Paris was occupied by a coalition of Russian, Prussian and Austrian forces; the surrender of the French capital forced the abdication of Emperor Napoleon.
French engineer Gustave Eiffel unfurled the French tricolor from atop the Eiffel Tower, officially marking its completion.
President Franklin D. Roosevelt signed the Emergency Conservation Work Act, which created the Civilian Conservation Corps.
“Oklahoma!,” the first musical play by Richard Rodgers and Oscar Hammerstein II, opened on Broadway.
Newfoundland (now called Newfoundland and Labrador) entered confederation as Canada’s tenth province.
The original version of Rodgers and Hammerstein’s “Cinderella,” starring Julie Andrews, aired live in color on CBS.
President Lyndon B. Johnson stunned the country by announcing he would not seek re-election.
“Gunsmoke” closed out 20 seasons on CBS with its final first-run episode, “The Sharecroppers.”
The New Jersey Supreme Court ruled that Karen Ann Quinlan, who was in a persistent vegetative state, could be disconnected from her respirator. (Quinlan, who remained unconscious, died in 1985.)
Actor Brandon Lee, 28, was accidentally shot to death during the filming of a movie in Wilmington, North Carolina, when he was hit by a bullet fragment that had been lodged inside a prop gun.
Mexican-American singer Selena Quintanilla-Perez, 23, was shot to death in Corpus Christi, Texas, by the founder of her fan club, Yolanda Saldivar, who was convicted of murder and sentenced to life in prison.

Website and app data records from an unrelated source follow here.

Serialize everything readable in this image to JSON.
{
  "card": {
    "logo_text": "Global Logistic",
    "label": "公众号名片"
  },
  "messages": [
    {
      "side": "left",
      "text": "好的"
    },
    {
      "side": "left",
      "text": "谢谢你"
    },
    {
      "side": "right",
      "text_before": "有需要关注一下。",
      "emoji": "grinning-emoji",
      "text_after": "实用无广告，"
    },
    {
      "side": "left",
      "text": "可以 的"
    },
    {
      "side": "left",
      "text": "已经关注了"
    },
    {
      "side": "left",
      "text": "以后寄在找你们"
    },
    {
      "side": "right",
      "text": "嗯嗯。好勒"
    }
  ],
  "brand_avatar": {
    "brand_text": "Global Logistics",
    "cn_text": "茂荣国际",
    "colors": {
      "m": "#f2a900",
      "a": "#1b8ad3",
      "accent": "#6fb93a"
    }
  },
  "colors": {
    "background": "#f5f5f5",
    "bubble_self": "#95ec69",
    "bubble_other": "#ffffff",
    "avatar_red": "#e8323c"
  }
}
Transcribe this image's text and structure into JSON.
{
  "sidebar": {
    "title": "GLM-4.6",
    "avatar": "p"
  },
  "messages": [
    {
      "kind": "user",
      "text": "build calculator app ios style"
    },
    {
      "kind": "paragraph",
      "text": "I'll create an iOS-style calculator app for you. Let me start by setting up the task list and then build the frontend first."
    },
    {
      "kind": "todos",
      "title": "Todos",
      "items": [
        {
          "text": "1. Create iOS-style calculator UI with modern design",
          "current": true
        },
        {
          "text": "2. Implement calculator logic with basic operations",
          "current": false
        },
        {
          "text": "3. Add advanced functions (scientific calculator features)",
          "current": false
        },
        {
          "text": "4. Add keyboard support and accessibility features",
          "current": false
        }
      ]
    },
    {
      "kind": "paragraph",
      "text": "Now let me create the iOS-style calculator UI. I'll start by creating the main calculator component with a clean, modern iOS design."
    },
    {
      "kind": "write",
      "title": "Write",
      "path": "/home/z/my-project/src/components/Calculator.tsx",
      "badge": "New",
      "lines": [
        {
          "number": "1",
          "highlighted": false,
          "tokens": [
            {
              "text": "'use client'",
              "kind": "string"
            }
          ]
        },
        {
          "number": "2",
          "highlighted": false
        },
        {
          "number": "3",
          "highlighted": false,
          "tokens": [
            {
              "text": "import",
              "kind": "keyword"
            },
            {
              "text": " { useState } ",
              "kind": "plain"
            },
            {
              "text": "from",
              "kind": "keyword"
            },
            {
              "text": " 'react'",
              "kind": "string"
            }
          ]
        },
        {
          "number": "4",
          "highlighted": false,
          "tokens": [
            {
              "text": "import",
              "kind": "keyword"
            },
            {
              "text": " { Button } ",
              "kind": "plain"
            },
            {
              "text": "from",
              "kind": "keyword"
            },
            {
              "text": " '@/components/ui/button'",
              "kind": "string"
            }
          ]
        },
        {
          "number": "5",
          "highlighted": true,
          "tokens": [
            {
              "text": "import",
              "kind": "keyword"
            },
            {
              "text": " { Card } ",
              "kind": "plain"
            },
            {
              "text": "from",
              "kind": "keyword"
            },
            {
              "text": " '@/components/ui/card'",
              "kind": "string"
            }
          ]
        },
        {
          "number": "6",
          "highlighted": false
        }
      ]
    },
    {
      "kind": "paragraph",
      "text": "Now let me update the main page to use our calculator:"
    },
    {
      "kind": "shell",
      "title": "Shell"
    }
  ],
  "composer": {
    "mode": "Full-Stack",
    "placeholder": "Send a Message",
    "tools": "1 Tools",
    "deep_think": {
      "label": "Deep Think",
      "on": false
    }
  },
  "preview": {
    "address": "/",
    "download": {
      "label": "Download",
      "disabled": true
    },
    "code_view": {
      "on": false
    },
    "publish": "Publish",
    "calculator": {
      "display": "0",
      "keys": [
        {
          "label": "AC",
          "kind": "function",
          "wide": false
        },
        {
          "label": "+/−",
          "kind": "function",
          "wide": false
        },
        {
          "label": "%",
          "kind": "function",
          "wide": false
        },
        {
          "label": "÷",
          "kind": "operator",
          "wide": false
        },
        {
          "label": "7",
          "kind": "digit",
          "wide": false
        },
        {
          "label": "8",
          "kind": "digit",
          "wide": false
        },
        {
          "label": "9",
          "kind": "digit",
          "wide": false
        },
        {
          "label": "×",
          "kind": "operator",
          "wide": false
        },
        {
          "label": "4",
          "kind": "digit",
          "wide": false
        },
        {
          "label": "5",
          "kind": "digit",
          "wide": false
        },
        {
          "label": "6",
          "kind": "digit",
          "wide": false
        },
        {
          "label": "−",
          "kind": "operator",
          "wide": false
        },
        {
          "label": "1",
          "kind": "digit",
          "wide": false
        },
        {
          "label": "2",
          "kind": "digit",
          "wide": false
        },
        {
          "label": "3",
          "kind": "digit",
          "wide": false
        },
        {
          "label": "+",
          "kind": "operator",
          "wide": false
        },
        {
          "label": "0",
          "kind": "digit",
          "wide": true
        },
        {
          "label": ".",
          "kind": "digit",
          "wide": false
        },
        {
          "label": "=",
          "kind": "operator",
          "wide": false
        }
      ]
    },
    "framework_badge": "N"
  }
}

Terri Schiavo, 41, died at a hospice in Pinellas Park, Florida, 13 days after her feeding tube was removed in a wrenching right-to-die dispute.